Creature comforts were few and far between on the Hume in those days. Food and drink had to be taken in the truck as there were no 24-hour cafes or roadhouses as there are now. Even those cafes that did cater for the road transport industry, were usually quite strict about only serving food at set times. If you didn’t make it on time then you waited for the next meal or drove on hungry to the next stop. Other cafes, how ever, made a special effort to cater for the needs of their regulars. To a certain extent this developed close relation ships between the hauliers and the cafe proprietors. The drivers became part of the ex tended family.

In general, the men who drove the highways relied upon each other for constant support in times of flood, accidents, breakdowns and road closures. This camaraderie of the road is still very strong today, although many old timers would argue that the CB and mobile phone have removed the vital personal contact, saying that while you couldn’t use the mobile phone or radio for help, you could depend on the next truck coming by to stop and lend whatever assistance was possible.

Norm’s sons followed him into the industry with the purchase of a new 1418 Mercedes-Benz. The 1418 is without doubt one of the great success stories leading up to the 1970s, but they also brought their share of problems. On the road between Wodonga and Melbourne, it wasn’t unusual for ten or more 1418s, all line abreast rolling through the Victorian country side and all unable to pass each other because they were all fitted with the same 58 mph differential. Slipstreaming to get a run at the bloke in front became an art form and the industry was getting tough.

Instead of the five days it used to take to do a trip, doublers became the requirement. Hire purchase, freight rates that didn’t make sense and fuel prices that kept going through the roof played havoc with the industry. Norm was one of few operators who continued to pay road tax. Most other operators had chosen by that stage to register their trucks in South Australia using $2 shelf companies. While this was certainly a form of evasion, it was an action the industry had been forced into by inequitable legislation imposed by government.

Norm Tunnicliff died in 1975 as the result of a freak car accident when driving to Brisbane on business. Yet another family business to grow from such modest beginnings is E.W. Day & Sons of Oaklands, NSW. Trading as Day’s Freightlines, they are one of the oldest privately owned transport companies in the Southern Riverina of NSW. The story began when Edward William Day (Ted) started work with his father driving a one-ton T Model Ford in 1928. They carried 18-bag loads of wheat and in the off season they worked clearing timber and repairing phone lines in the Boree Creek and Rand areas.

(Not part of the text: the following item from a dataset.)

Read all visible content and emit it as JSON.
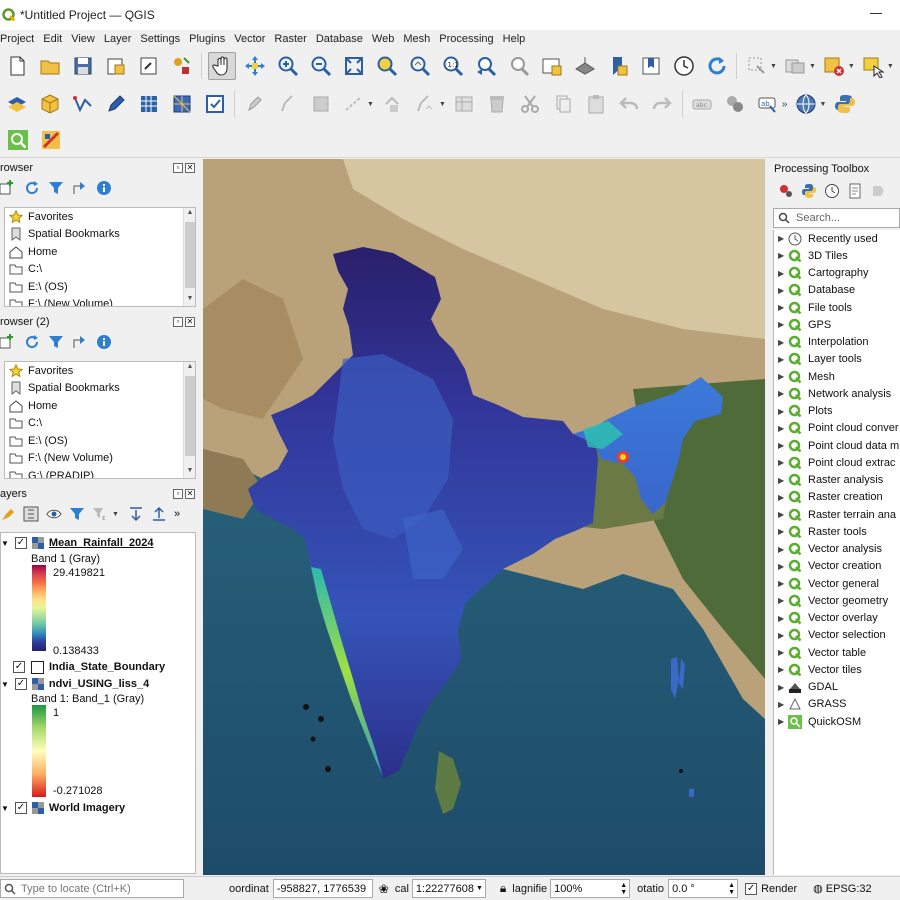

Just prior to 1930, Ted Day purchased his first truck, a burnt out Reo which he rebuilt and used to haul a semi- trailer he had made up from the rear of the I Model. In order to start what is now a multi mil lion dollar operation, Ted borrowed £10 from an Oaklands storekeeper and worked tirelessly for the next year until the loan had been fully repaid.

The fact that the motor car fascinated many Aborigines was highlighted when one young Aboriginal boy, an original driver for the Wallis Fogarty store in Alice Springs, chose to adopt the name of Henry Ford as his own. A most appropriate name for a truck-driver he, and everyone else, thought!